First, workers’ compensation benefits don’t provide damages for pain and suffering. The state also puts a cap on workers’ comp benefits. In cases of severe or catastrophic injury, this amount of compensation may simply not be enough to meet your physical and emotional needs. Further, in cases of gross and extreme negligence, workers’ compensation does not award punitive damages.
Second, some workers may not be eligible for workers’ compensation benefits. If you are a contractor, temporary employee, or other type of worker, workers’ comp may not be available to you. In cases like these, if another person or party caused your injury, you’ll likely need to file a personal injury claim instead. Our attorneys can provide more guidance on this.
Can I file both claims at the same time?
In some cases, yes, you can. If your injury was caused by the negligence of a third party, you’re eligible to file both a workers’ compensation and a personal injury claim. By “third party,” we mean any party with the exception of your employer and your co-workers.
Here are a few examples of a work injury caused by a third party:
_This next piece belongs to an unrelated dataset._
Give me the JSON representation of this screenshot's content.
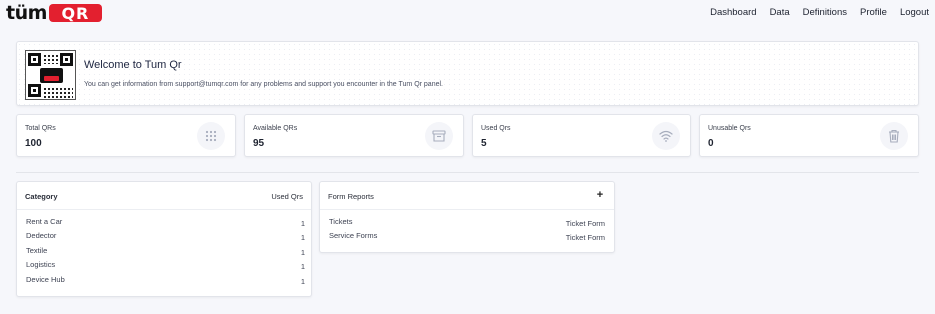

- You’re making deliveries for your job when a distracted driver runs a red light and hits your car, causing you serious injuries that leave you out of work for months. In a case like this, you’d be able to claim worker’s compensation (because you were on the job at the time) and a personal injury lawsuit (because you were injured by a negligent third party).
- You’re using a machine at work, and a defective piece breaks off, injuring your eye. You’d be eligible for workers’ comp benefits as well as a potential product liability claim against the manufacturer of the defective machine.
In rare cases, you can bring a case against a co-worker, but only if you were injured by their “willful conduct.” Under Alabama Workers’ Compensation Code, willful conduct includes:
- Intentional acts to injure the employee
- Willful and intentional removal of a safety guard or device
- Intoxication of an employee causing the injury
- Willful and intentional violation of a safety rule
Our injury attorneys can help you work through these sometimes-difficult cases.
How do I prove liability in my third-party injury case?
One of the advantages of workers’ compensation is that you don’t have to prove liability. With a third-party personal injury case, you do, which means you’ll need to show that this person or party was at fault for your accident and injuries. This means proving four things: duty of care, breach of duty, causation, and damages.
- Duty of care means that the person or party who caused your injury owed you a duty of care. This could include a drunk driver who hit you, a manufacturer that created a defective product, or an architect who designed an unsafe building. Under the theory of liability, they have a duty to keep others safe.
- Breach of duty, which means that the person failed in their duty of care through negligence, recklessness, or inaction.
- Causation means that the breach of duty caused your injuries.
- Finally, damages are the losses sustained from those injuries, like your medical bills, lost wages, pain and suffering, and other expenses.
Remember, there are different processes for filing a workers’ compensation claim and filing a third-party claim. Our attorneys can help you with both. The lawyers at Martin & Helms have been assisting clients for over 20 years, and we can put our experience to work for you.
If you were injured on the job and are unsure about how to file a claim for compensation, talk to our Huntsville attorneys today. We want to ensure you secure all the benefits to which you’re entitled, and have access to the resources you need to recover as much as possible from your injuries. To schedule a consultation to discuss your case, call us at 256-539-1990 or complete our contact form. We also have offices in Decatur, and proudly serve clients in Athens, Madison, and throughout North Alabama.